low mobility

image
image
image
image
image
image
image
image
image
 
Fe(III)
oxides
Adsorption of HPO
4
2-
to Fe oxides
Lambers et al. (2015) TIPS
(Up to 2.5
µ
mol P m
-2
or 0.75 mmol P g
-1
)
Competitive
desorption by „natural organic matter“
(
citric, malic, humic, fulvic acids
),
pH dependent

image
image
image
 
Parent rock (igneous/metamorphic)
>1,000
ppm
Rock weathering
Ca
5
(PO
4
)
3
(F,OH,Cl)
Leaching
Fe, Al oxides/hydroxides
<<100
Geochemistry and Ecology
2
µ
M Pi
mycorrhizal
0.5
µ
M Pi
P Scavenging
non-mycorrhizal
Proteaceae-type
P Mining
non-mycorrhizal
Brassicaceae-type
Different Phosphate (Pi) Acquisition Strategies

image
image
 
Arabidopsis thaliana
(Ackerschmalwand)
+Pi
–Pi

image
 
Arabidopsis thaliana
(Ackerschmalwand)

image
image
image
image
image
image
image
image
image
image
image
image
image
image
 
Meristem
Elongation
Differentiation
High Pi
High Pi
Low Pi
Adaptation of
A. thaliana
(Brassicaceae-type)
13 mm
< 20 h
Low Pi
~ 3 d
0.5 mm

image
image
image
image
image
image
image
 
High Pi
Low Pi
High N
Low N
Pi
+
-
Fe
K
sp
~10
-40
Insoluble
Soluble
Topsoil Foraging (Brassicaceae-type Species)
High Pi
Low Pi

image
image
image
 
High
Low
Meristem
G1
G2
S
M
G1
G2
S
M
SCN
Elongation
Hormone
Action
Pi Sensing
Systemic
Local
How is Pi sensed in root development ?
High Pi
Low Pi

image
image
image
image
image
 
High Pi
Low Pi
High
Low
Meristem
SCN
Elongation
Role of Exudation
(organic acids
coumarines)
How is Pi sensed in root development ?
Pi
+
-
Fe
Pi
+
-
Al

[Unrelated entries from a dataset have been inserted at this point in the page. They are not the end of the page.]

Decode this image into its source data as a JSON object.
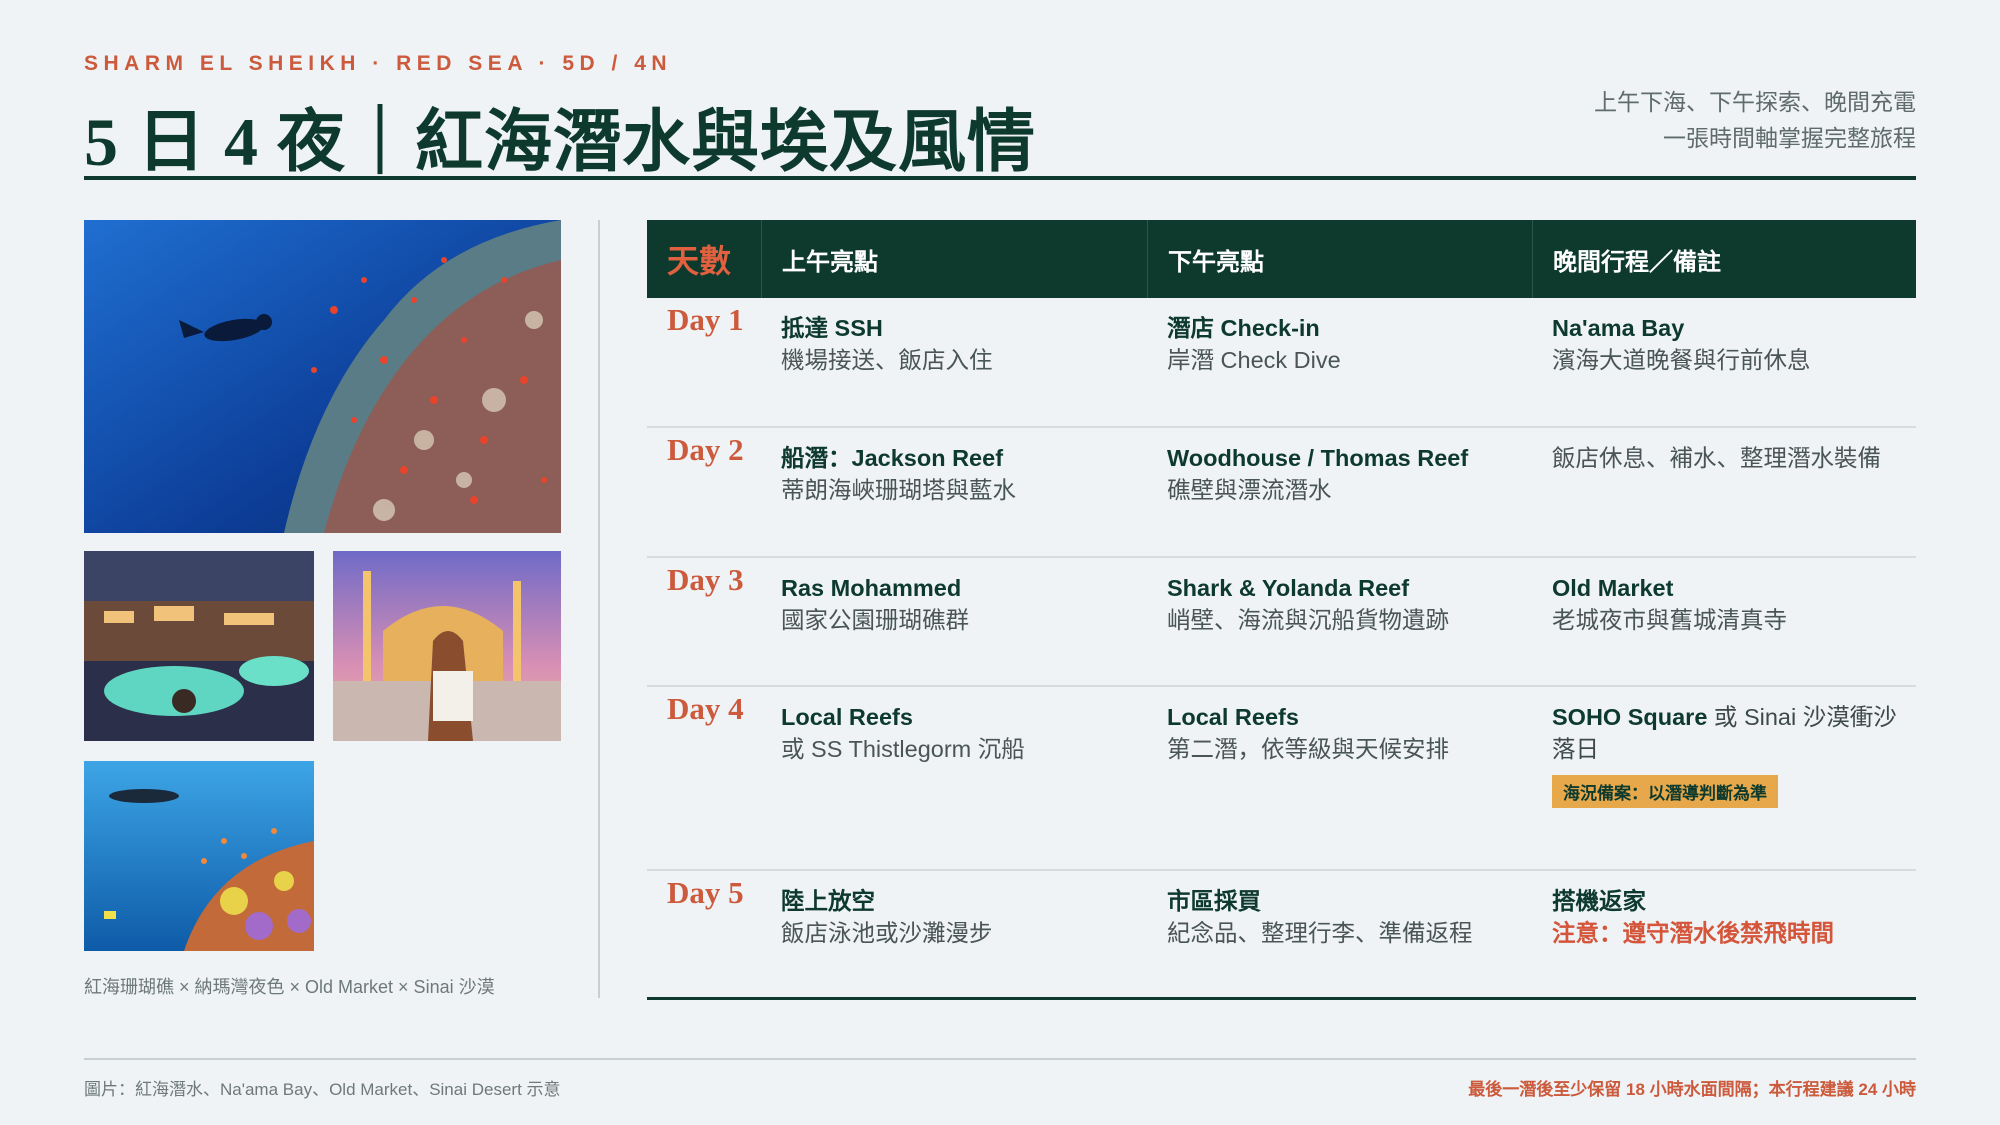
{
  "header": {
    "kicker": "SHARM EL SHEIKH · RED SEA · 5D / 4N",
    "title": "5 日 4 夜｜紅海潛水與埃及風情",
    "tagline_line1": "上午下海、下午探索、晚間充電",
    "tagline_line2": "一張時間軸掌握完整旅程"
  },
  "gallery": {
    "caption": "紅海珊瑚礁 × 納瑪灣夜色 × Old Market × Sinai 沙漠"
  },
  "table": {
    "headers": [
      "天數",
      "上午亮點",
      "下午亮點",
      "晚間行程／備註"
    ],
    "rows": [
      {
        "day": "Day 1",
        "morning": {
          "title": "抵達 SSH",
          "sub": "機場接送、飯店入住"
        },
        "afternoon": {
          "title": "潛店 Check-in",
          "sub": "岸潛 Check Dive"
        },
        "evening": {
          "title": "Na'ama Bay",
          "sub": "濱海大道晚餐與行前休息"
        }
      },
      {
        "day": "Day 2",
        "morning": {
          "title": "船潛：Jackson Reef",
          "sub": "蒂朗海峽珊瑚塔與藍水"
        },
        "afternoon": {
          "title": "Woodhouse / Thomas Reef",
          "sub": "礁壁與漂流潛水"
        },
        "evening": {
          "title": "",
          "sub": "飯店休息、補水、整理潛水裝備"
        }
      },
      {
        "day": "Day 3",
        "morning": {
          "title": "Ras Mohammed",
          "sub": "國家公園珊瑚礁群"
        },
        "afternoon": {
          "title": "Shark & Yolanda Reef",
          "sub": "峭壁、海流與沉船貨物遺跡"
        },
        "evening": {
          "title": "Old Market",
          "sub": "老城夜市與舊城清真寺"
        }
      },
      {
        "day": "Day 4",
        "morning": {
          "title": "Local Reefs",
          "sub": "或 SS Thistlegorm 沉船"
        },
        "afternoon": {
          "title": "Local Reefs",
          "sub": "第二潛，依等級與天候安排"
        },
        "evening": {
          "title": "SOHO Square",
          "title_suffix": " 或 Sinai 沙漠衝沙落日",
          "badge": "海況備案：以潛導判斷為準"
        }
      },
      {
        "day": "Day 5",
        "morning": {
          "title": "陸上放空",
          "sub": "飯店泳池或沙灘漫步"
        },
        "afternoon": {
          "title": "市區採買",
          "sub": "紀念品、整理行李、準備返程"
        },
        "evening": {
          "title": "搭機返家",
          "sub": "注意：遵守潛水後禁飛時間"
        }
      }
    ]
  },
  "footer": {
    "credit": "圖片：紅海潛水、Na'ama Bay、Old Market、Sinai Desert 示意",
    "note": "最後一潛後至少保留 18 小時水面間隔；本行程建議 24 小時"
  },
  "colors": {
    "accent": "#cc5a3c",
    "primary": "#0e3a2e",
    "badge": "#e6a84a",
    "background": "#eff3f6"
  }
}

image
image
image
image
image
image
 
Screen for
Pi deficiency response
Mutants
Pi
Pi-starvation
inducible Genes
Class I
Class II
Pi
Phospho-
hydrolases
Organic
-P
G1
G2
S
M
Root
-Pi
(+DNA)
-Pi
(+DNA)
+Pi (+DNA)
WT
pdr
WT
pdr

image
image
image
image
image
image
image
image
image
image
image
image
image
image
image
image
image
image
image
image
image
image
image
image
image
image
 
Col
pdr2
pdr3
pdr4
pdr5
Forward Genetics
Ticconi et al. (2004) Plant J
Pi-deficiency response (pdr) Mutants
+Pi
–Pi
pCYCB1::GUS
Svistoonoff et al. (2007) Nat Genetics
Natural Variation (QTL)
LOW Pi ROOT (LPR1/LPR2)
+Pi
–Pi
pCYCB1::GUS

image
image
image
image
 
LPR1-PDR2: A Bridgehead in Pi Sensing
WT
pdr2
lpr1lpr2
lpr1lpr2
pdr2
pdr2
lpr1 lpr2
lpr1lpr2
WT
pdr2
High Pi
Low Pi
1 cm

image
image
image
image
image
 
QC25::GUS
Columella
(iodine staining
of amyloplasts)
Columella
Initials
Double-Staining of Quiescent Center
and Columella
Pi-dependent Inhibition of Root Meristem Activity
Meristem
Elongation
100
µ
m
Differentiation
+Pi
–Pi

image
image
image
image
image
image
image
image
image
image
 
Accelerated Loss of Stem Cell Identity in
pdr2
WT
+Pi (5 d)
+Pi (2 d)
–Pi (2 d)
Iodine
QC25
pdr2

image
image
image
image
image
image
image
image
image
image
image
image
image
image
 
PDR2
LPR1
Long Roots
Meristem Activity
Short Roots
High
P
Fe
Low
Callose
Deposition
Cell-to-Cell
Communication
SHR
SHR
16 h
ROS
SCN
SCN
Fe
,
Pi
Fe

image
image
image
image
image
image
image
 
Pflanzliche Anpassung an
Phosphor
verfügbarkeit
Prof. Steffen Abel
Leibniz-Institute für Pflanzenbiochemie, Halle (Saale)
Pillnitz, 9. November, 2016